People who just read your books don’t realize, I think, that you have a mischievous side. At the linguistics seminar I attended, I told you that I had to leave early, and you told me to shake my head back and forth, as I was leaving the classroom, and say, “I don’t know what that guy Chomsky is talking about. This is just a lot of nonsense.”
That’s what this all sounds like if you don’t have the right background. There’s this commonsense idea: when I talk, I don’t think about any of those things linguists are talking about. I don’t have any of these structures in my head. So how can they be real? This kind of deep anti- intellectualism, an insistence on ignorance, runs through a large part of the culture. With discussions of language, it’s almost ubiquitous.
You could say the same thing about vision. So, for example, one of the most interesting things known about the visual system is that it has core properties that interpret complex reality in terms of rigid objects in motion. In fact, you almost never see rigid objects in motion. It’s not part of experience. But that’s the way the visual system works.
Take, say, a baseball game. When you interpret an outfielder catching a fly ball, you don’t and he doesn’t introspect into the method by which he’s doing that, which is a pretty remarkable thing. Like how does an outfielder know instantaneously where to run as soon as the crack of a bat takes place? It turns out that’s a pretty sophisticated calculation and pretty well understood. But you can’t introspect into it. In fact, if you did, you would fall on your face and you wouldn’t catch the ball. It’s sort of like trying to introspect on how you digest your food. You can’t do it. People feel that they ought to be able to do it in cognitive domains because we’re partially conscious—at least, we have a consciousness of some of the superficial aspects of our actions. For example, you know you’re running to catch a ball. But consciousness of superficial aspects of our activity doesn’t give you any insight into the internal computations of the brain that allow these actions to take place.

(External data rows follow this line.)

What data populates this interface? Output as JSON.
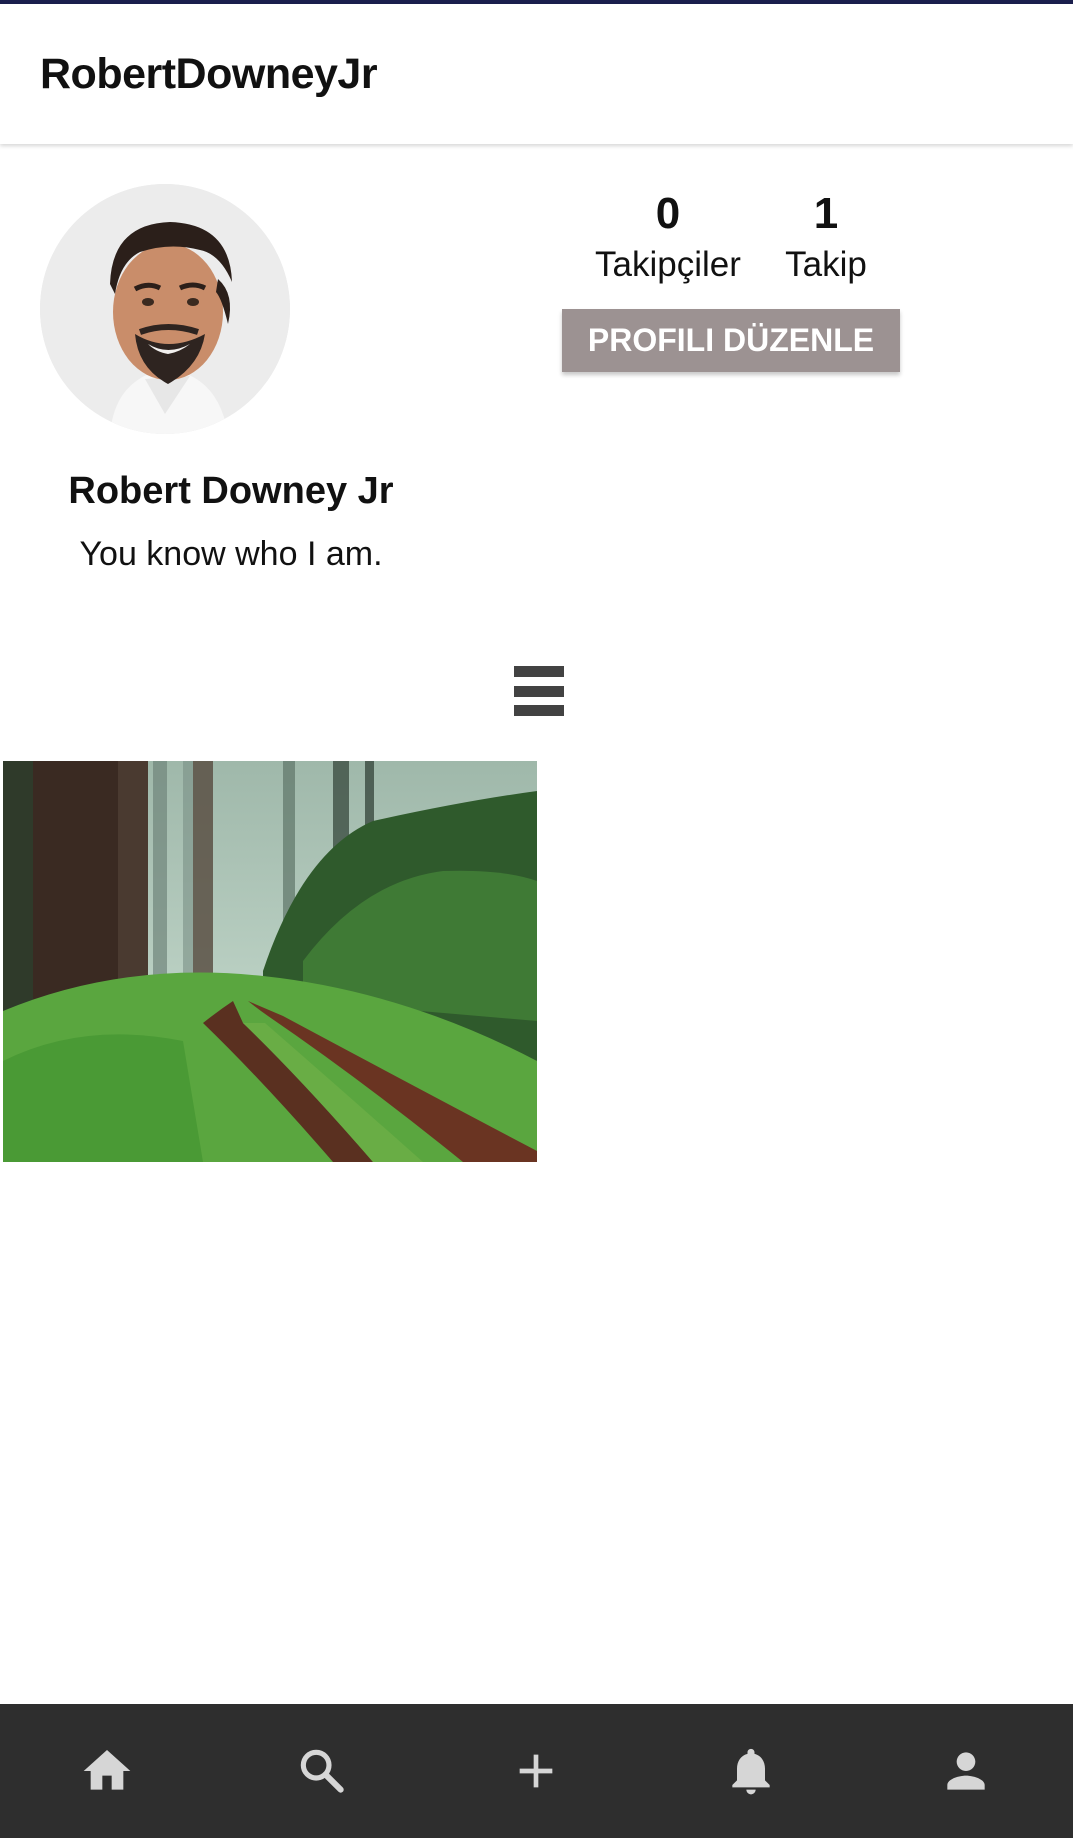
{
  "app_bar": {
    "title": "RobertDowneyJr"
  },
  "profile": {
    "display_name": "Robert Downey Jr",
    "bio": "You know who I am.",
    "avatar_icon": "profile-photo"
  },
  "stats": {
    "followers": {
      "count": "0",
      "label": "Takipçiler"
    },
    "following": {
      "count": "1",
      "label": "Takip"
    }
  },
  "edit_profile_button": {
    "label": "PROFILI DÜZENLE"
  },
  "view_toggle": {
    "icon": "list-view-icon"
  },
  "posts": [
    {
      "icon": "forest-path-photo"
    }
  ],
  "bottom_nav": {
    "items": [
      {
        "icon": "home-icon"
      },
      {
        "icon": "search-icon"
      },
      {
        "icon": "add-icon"
      },
      {
        "icon": "notifications-icon"
      },
      {
        "icon": "profile-icon"
      }
    ]
  },
  "colors": {
    "top_line": "#1b1f4d",
    "edit_button": "#9c9292",
    "bottom_nav_bg": "#2e2e2e",
    "nav_icon": "#d6d6d6"
  }
}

Copyright © 2012 by Noam Chomsky and David Barsamian. Excerpted from Power Systems: Conversations on Global Democratic Uprisings and the New Challenges to U.S. Empire by Noam Chomsky, interviews with David Barsamian. Published by Metropolitan Books, an imprint of Henry Holt and Company (2013).